    The PTO goes on to cite Novartis AG v. Ezra Ventures LLC, 909 F.3d 1367 (Fed. Cir. 2018), Arnold Partnership v. Rogan, 246 F. Supp.2d 460 (E.D. Va. 2003), and even (curiously) Biogen lnt’l v. Banner Life Sciences LLC, 956 F.3d 1351 (Fed. Cir. 2020) as supposed legal support for its position.  PTO then concludes the letter with the following paragraph and footnote acknowledging a change in position:

    Section 156 does not allow for multiple extensions of patents beyond the one patent per one approved product.  The regulatory review period of XENLETA® (lefamulin) can be used as a basis for extension of only one patent.  See 35 U.S.C. § 156(c)(4) and 37 C.F.R. § 1.785(b).  Therefore, the Office plans to limit applicant to extending only one patent for the approved product (lefamulin).1

    1The Office acknowledges that in the past it has permitted more than one extension when multiple forms of administration of the same drug product were applied for and approved by the FDA on the same day.  However, the Office believes that the proper interpretation of the statute, especially in light of recent court decisions discussed in this requirement for information, mandates that only a single patent be extended for any given drug product, regardless of the number of forms of administration approved by the FDA.

    This is quite a bombshell!  We suspect the PTO will find itself in court trying to defend any final determination on multiple PTEs (maybe in the context of multiple PTE requests that were on the verge of being granted, such as for BAXDELA and BRIVIACT, but are now subject to letters like this).  And if the PTO is ultimately successful, then that decision could spawn litigation to invalidate previously-granted PTEs.  What a mess this could be!

    Tick Tock, Goes The Clock . . . October 1st is Fast-Approaching

    No, “Tick Tock, Goes The Clock” is not a reference to Doctor Who poetry, Ke$ha (TiK ToK), or to that “TikTok” destination for mobile videos that’s been in the news recently.  We’re talking about the countdown to October 1, 2020, when the Fiscal Year 2021 (“FY21”) Generic Drug User Fee Amendments of 2017 (“GDUFA II”) fees go into effect.

    FDA announced the FY21 fee rates in August.  That announcement usually triggers companies to consider what they can do to potentially lessen the effect of the annual user fee burden – and, in particular, the annual Program Fee.  That fee is based on the number of ANDAs owned by a company (including affiliates), which results in a company being placed into one of three tiers: a large size operation (20 or more ANDAs; $1,542,993 FY21 fee), a medium size operation (6-19 approved ANDAs; $617,197 FY21 fee), or a small business operation (1-5 approved ANDAs; $154,299 FY21 fee).
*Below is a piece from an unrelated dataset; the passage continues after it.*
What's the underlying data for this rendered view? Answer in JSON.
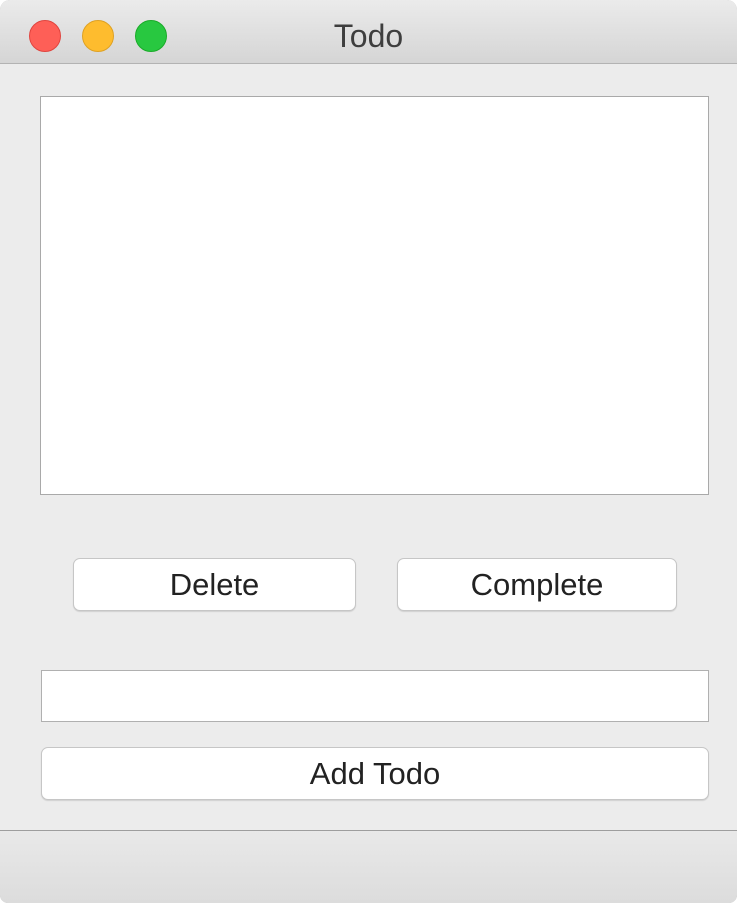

    The year-over-year up-and-down fluctuations in user fee rates we’ve seen thus far under GDUFA II continue for FY21 – especially for the annual Program Fee – as shown in the tables below.  Those fluctuations are attributable to several factors, including the changing landscape of generic drug manufacturers: there were 258, 177, 199, and 220 small size operations in FYs 2018, 2019, 2020, and 2021, respectively; 52, 49, 63, and 60  medium size operations in FYs 2018, 2019, 2020, and 2021, respectively; and 62, 57, 63, and 72 large size operations in FYs 2018, 2019, 2020, and 2021, respectively.

    In a post last week concerning ANDA consolidation we pointed out one way for generic drug manufacturers to potentially lessen the effect of the annual Program Fee burden.  A second way, as we’ve noted before, is to consider a system we dubbed “ANDA Arbitrage.”  It’s an effort undertaken by a company called ANDA Repository, LLC to help companies potentially decrease annual user fee liability under GDUFA II.  The company’s website explains how the system works (see here).  And it seems that they’ve been pretty successful in implementing that system.  According to our data, as of April 30, 2020, ANDA Repository LLC owned 130 ANDAs.